The numbers of heat-related deaths have grown in Arizona in tandem with more summer temperature extremes in the past decade. (Adobe Stock)
The numbers of heat-related deaths have grown in Arizona in tandem with more summer temperature extremes in the past decade. (Adobe Stock)
August 7, 2019

PHOENIX - The rising number of annual heat-related deaths in Arizona is approaching those from such disasters as floods, earthquakes and hurricanes in other states, according to public-health officials.

With high temperatures between 110 and 115 degrees on many summer days, fatalities and serious injuries - particularly among the vulnerable homeless, low-income and senior populations - are hitting record levels across the state.

Dr. Rebecca Sunenshine, medical director of the Maricopa County Public Health Department's disease-control division, which encompasses the metro Phoenix area, said the number of heat-related deaths has grown in the past decade.

"We are seeing a remarkable number of individuals who are dying from heat-related causes this year," she said. "We're already at 12 confirmed, and we have 82 individuals under investigation for heat-related deaths.

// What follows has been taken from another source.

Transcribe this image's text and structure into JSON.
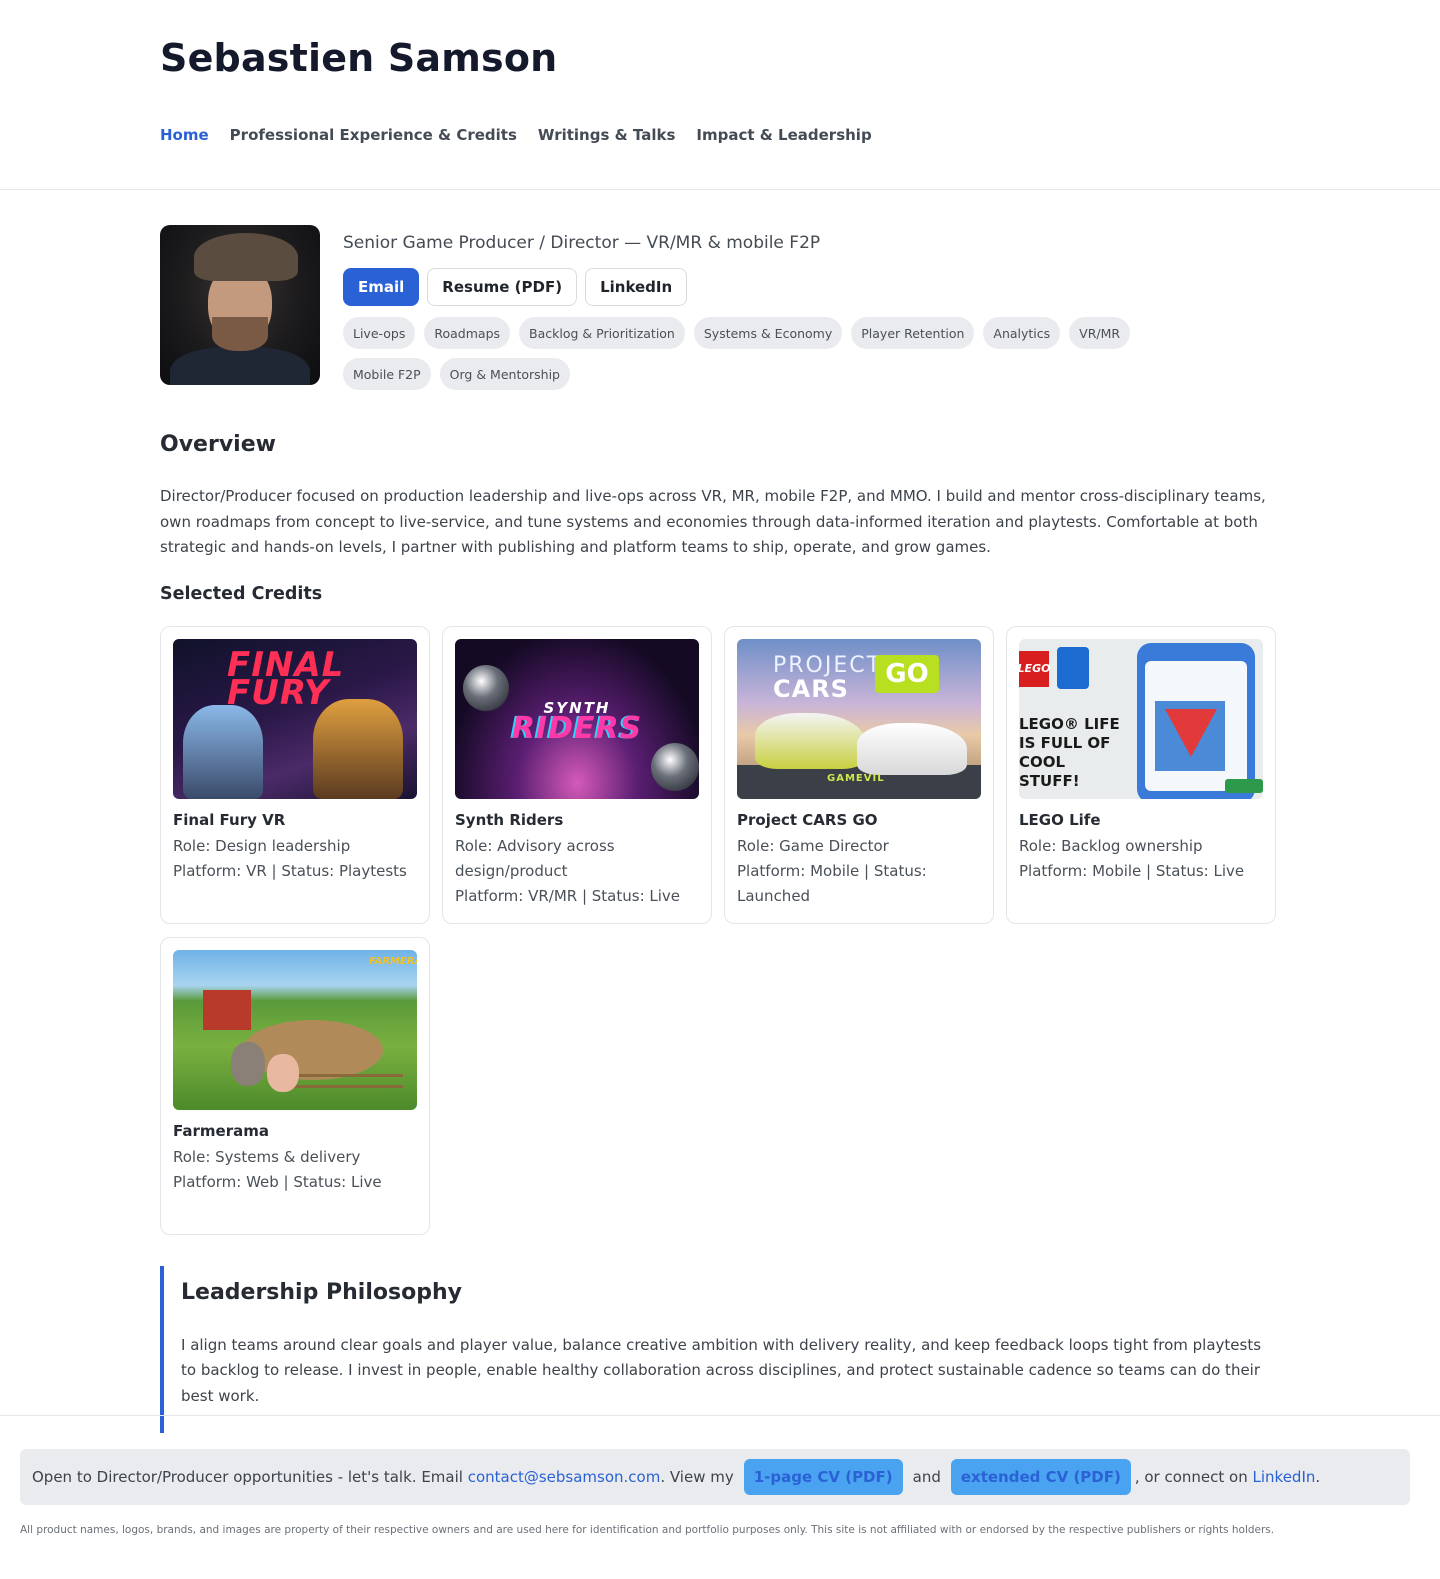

At this time last year, we had seven, with 69 under investigation."

In Arizona, heat-related deaths grew from 200 in 2008 to almost 400 by 2018. Sunenshine said those numbers may be low, since it can take weeks or months for coroners to determine if a person's death is attributable to heat. Average highs between June and September are around 106 degrees, but the number of extreme days - 110 or higher - grew from just a few in in 2008 to almost 30 last year.

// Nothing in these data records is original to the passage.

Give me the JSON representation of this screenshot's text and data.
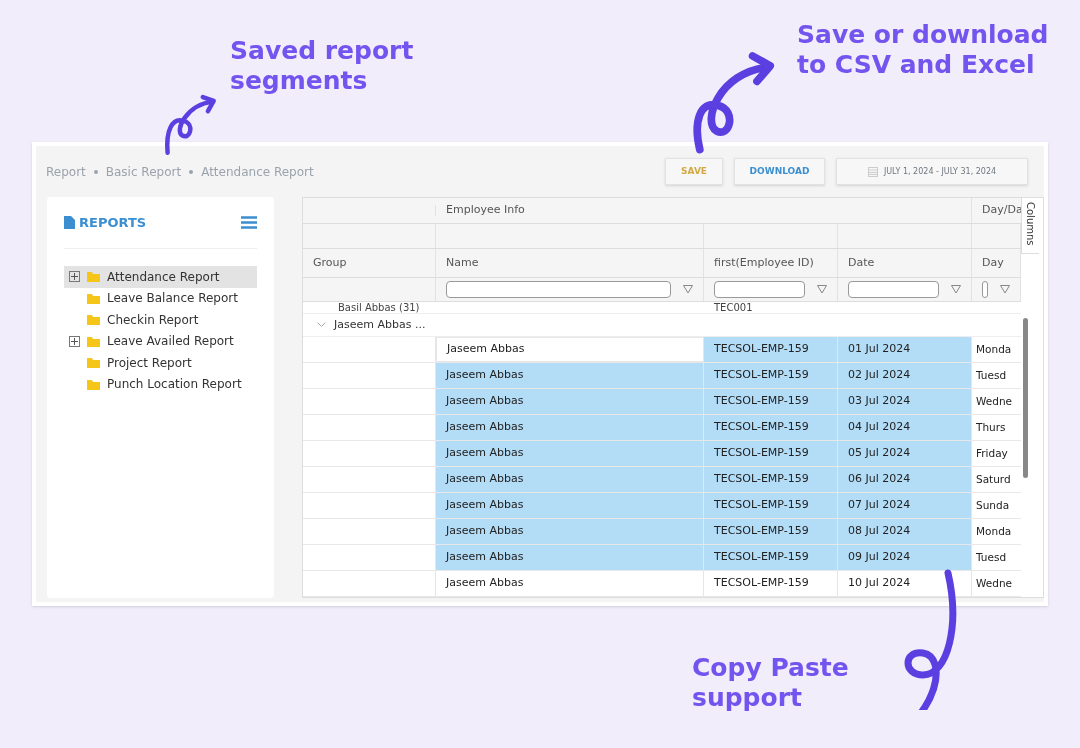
{
  "annotations": [
    {
      "text": "Saved report segments"
    },
    {
      "text": "Save or download to CSV and Excel"
    },
    {
      "text": "Copy Paste support"
    }
  ],
  "breadcrumb": [
    "Report",
    "Basic Report",
    "Attendance Report"
  ],
  "toolbar": {
    "save": "SAVE",
    "download": "DOWNLOAD",
    "date_range": "JULY 1, 2024 - JULY 31, 2024"
  },
  "sidebar": {
    "title": "REPORTS",
    "items": [
      {
        "label": "Attendance Report",
        "expandable": true,
        "selected": true
      },
      {
        "label": "Leave Balance Report",
        "expandable": false,
        "selected": false
      },
      {
        "label": "Checkin Report",
        "expandable": false,
        "selected": false
      },
      {
        "label": "Leave Availed Report",
        "expandable": true,
        "selected": false
      },
      {
        "label": "Project Report",
        "expandable": false,
        "selected": false
      },
      {
        "label": "Punch Location Report",
        "expandable": false,
        "selected": false
      }
    ]
  },
  "grid": {
    "group_headers": [
      "Employee Info",
      "Day/Da"
    ],
    "columns": [
      "Group",
      "Name",
      "first(Employee ID)",
      "Date",
      "Day"
    ],
    "side_tab": "Columns",
    "partial_group": {
      "label": "Basil Abbas (31)",
      "id": "TEC001"
    },
    "group": {
      "label": "Jaseem Abbas ...",
      "expanded": true
    },
    "rows": [
      {
        "name": "Jaseem Abbas",
        "id": "TECSOL-EMP-159",
        "date": "01 Jul 2024",
        "day": "Monda",
        "selected": true,
        "focused": true
      },
      {
        "name": "Jaseem Abbas",
        "id": "TECSOL-EMP-159",
        "date": "02 Jul 2024",
        "day": "Tuesd",
        "selected": true,
        "focused": false
      },
      {
        "name": "Jaseem Abbas",
        "id": "TECSOL-EMP-159",
        "date": "03 Jul 2024",
        "day": "Wedne",
        "selected": true,
        "focused": false
      },
      {
        "name": "Jaseem Abbas",
        "id": "TECSOL-EMP-159",
        "date": "04 Jul 2024",
        "day": "Thurs",
        "selected": true,
        "focused": false
      },
      {
        "name": "Jaseem Abbas",
        "id": "TECSOL-EMP-159",
        "date": "05 Jul 2024",
        "day": "Friday",
        "selected": true,
        "focused": false
      },
      {
        "name": "Jaseem Abbas",
        "id": "TECSOL-EMP-159",
        "date": "06 Jul 2024",
        "day": "Saturd",
        "selected": true,
        "focused": false
      },
      {
        "name": "Jaseem Abbas",
        "id": "TECSOL-EMP-159",
        "date": "07 Jul 2024",
        "day": "Sunda",
        "selected": true,
        "focused": false
      },
      {
        "name": "Jaseem Abbas",
        "id": "TECSOL-EMP-159",
        "date": "08 Jul 2024",
        "day": "Monda",
        "selected": true,
        "focused": false
      },
      {
        "name": "Jaseem Abbas",
        "id": "TECSOL-EMP-159",
        "date": "09 Jul 2024",
        "day": "Tuesd",
        "selected": true,
        "focused": false
      },
      {
        "name": "Jaseem Abbas",
        "id": "TECSOL-EMP-159",
        "date": "10 Jul 2024",
        "day": "Wedne",
        "selected": false,
        "focused": false
      }
    ]
  }
}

Weather officials issue extreme heat alerts when forecasts call for temperatures of 110 or higher. Sunenshine said it's particularly dangerous on those days for some groups.

"People who have chronic medical conditions or especially seniors," she said. "We want to check on our neighbors, make sure that their air conditioning is functioning. Sadly, about a quarter of our heat-related deaths occur indoors, and that most often affects the elderly."

She added that cities such as Phoenix and Tucson experience the so-called "heat island" effect.

"The less green trees and grass and shade that you have in the area, the hotter the area will be and the more heat that is retained overnight," she said, "and it's that lack of cooling off during the nighttime that can really wear on people."

She said climate change appears to be driving the record number of extreme heat days.

Information on heat deaths is online at azdhs.gov.

Mark Richardson, Public News Service - AZ